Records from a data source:
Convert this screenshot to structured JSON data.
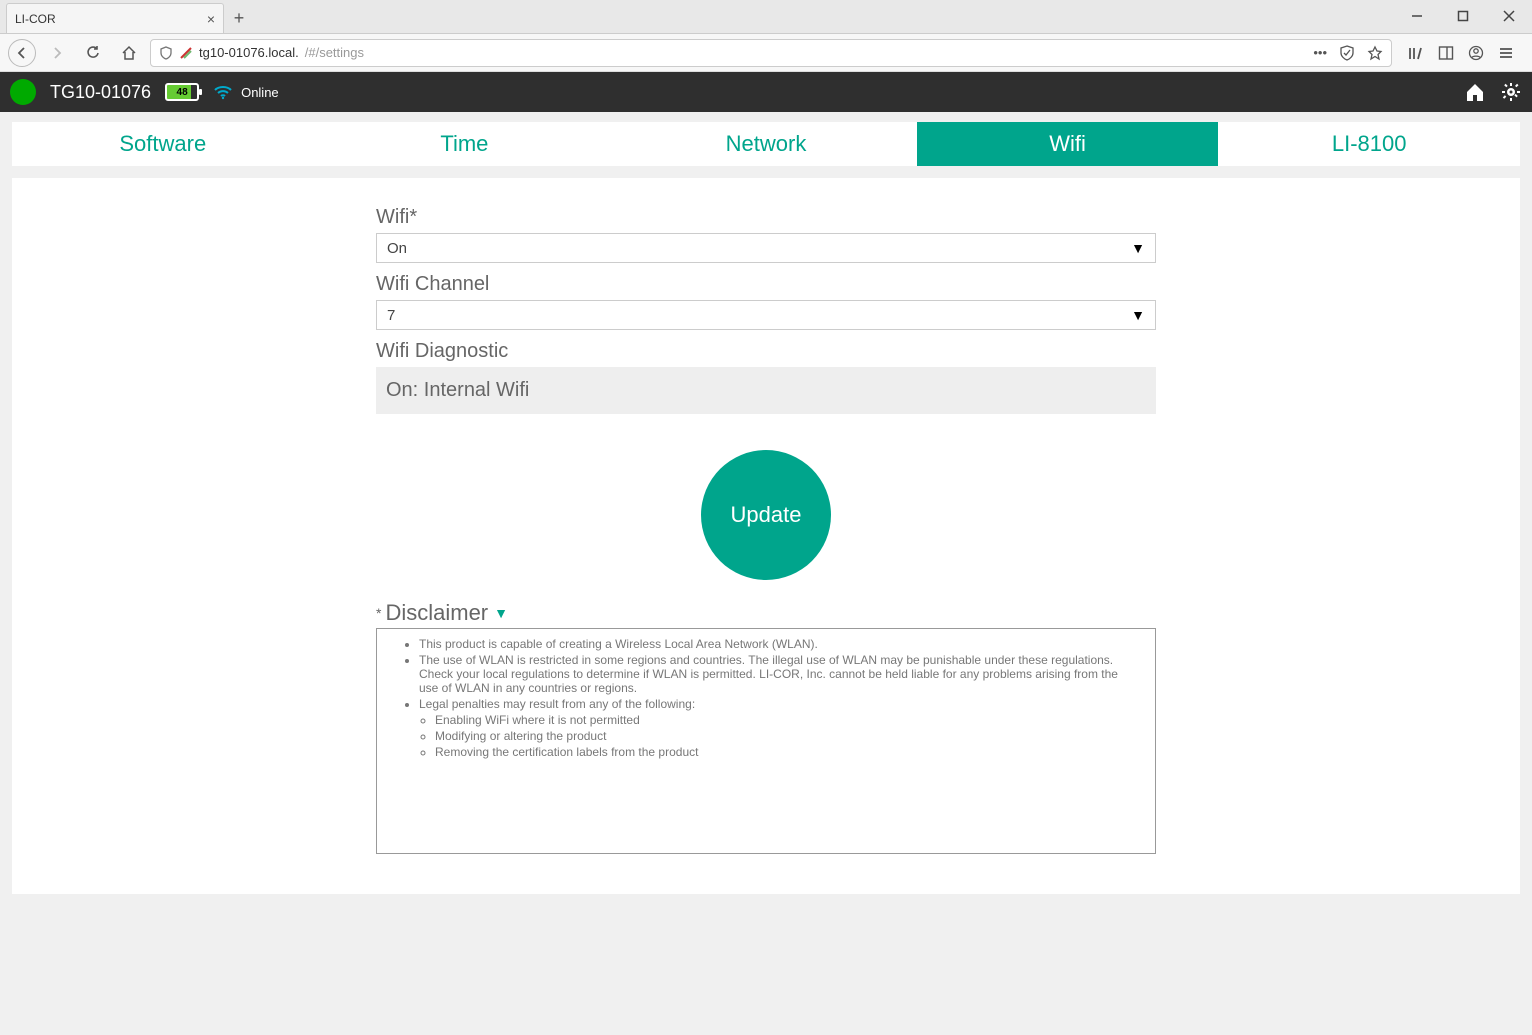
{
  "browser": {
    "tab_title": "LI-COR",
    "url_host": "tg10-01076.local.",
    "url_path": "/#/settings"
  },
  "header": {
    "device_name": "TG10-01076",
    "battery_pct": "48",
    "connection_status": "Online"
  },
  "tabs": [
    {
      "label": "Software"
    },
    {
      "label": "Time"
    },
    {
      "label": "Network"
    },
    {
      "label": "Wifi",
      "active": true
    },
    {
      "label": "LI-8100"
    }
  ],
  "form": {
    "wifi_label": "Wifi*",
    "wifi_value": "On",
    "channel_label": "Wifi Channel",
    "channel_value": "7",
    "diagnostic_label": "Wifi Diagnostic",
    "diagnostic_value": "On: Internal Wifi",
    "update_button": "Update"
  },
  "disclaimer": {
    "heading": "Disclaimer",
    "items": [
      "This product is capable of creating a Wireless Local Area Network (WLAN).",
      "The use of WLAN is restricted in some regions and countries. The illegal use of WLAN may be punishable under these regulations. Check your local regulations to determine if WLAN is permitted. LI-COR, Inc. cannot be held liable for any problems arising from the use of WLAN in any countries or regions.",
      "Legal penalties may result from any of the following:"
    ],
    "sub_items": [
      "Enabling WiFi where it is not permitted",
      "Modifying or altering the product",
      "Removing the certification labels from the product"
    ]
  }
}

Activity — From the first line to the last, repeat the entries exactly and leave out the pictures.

Reply —
Convert this screenshot to structured JSON data.
{
  "browser": {
    "tab_title": "LI-COR",
    "url_host": "tg10-01076.local.",
    "url_path": "/#/settings"
  },
  "header": {
    "device_name": "TG10-01076",
    "battery_pct": "48",
    "connection_status": "Online"
  },
  "tabs": [
    {
      "label": "Software"
    },
    {
      "label": "Time"
    },
    {
      "label": "Network"
    },
    {
      "label": "Wifi",
      "active": true
    },
    {
      "label": "LI-8100"
    }
  ],
  "form": {
    "wifi_label": "Wifi*",
    "wifi_value": "On",
    "channel_label": "Wifi Channel",
    "channel_value": "7",
    "diagnostic_label": "Wifi Diagnostic",
    "diagnostic_value": "On: Internal Wifi",
    "update_button": "Update"
  },
  "disclaimer": {
    "heading": "Disclaimer",
    "items": [
      "This product is capable of creating a Wireless Local Area Network (WLAN).",
      "The use of WLAN is restricted in some regions and countries. The illegal use of WLAN may be punishable under these regulations. Check your local regulations to determine if WLAN is permitted. LI-COR, Inc. cannot be held liable for any problems arising from the use of WLAN in any countries or regions.",
      "Legal penalties may result from any of the following:"
    ],
    "sub_items": [
      "Enabling WiFi where it is not permitted",
      "Modifying or altering the product",
      "Removing the certification labels from the product"
    ]
  }
}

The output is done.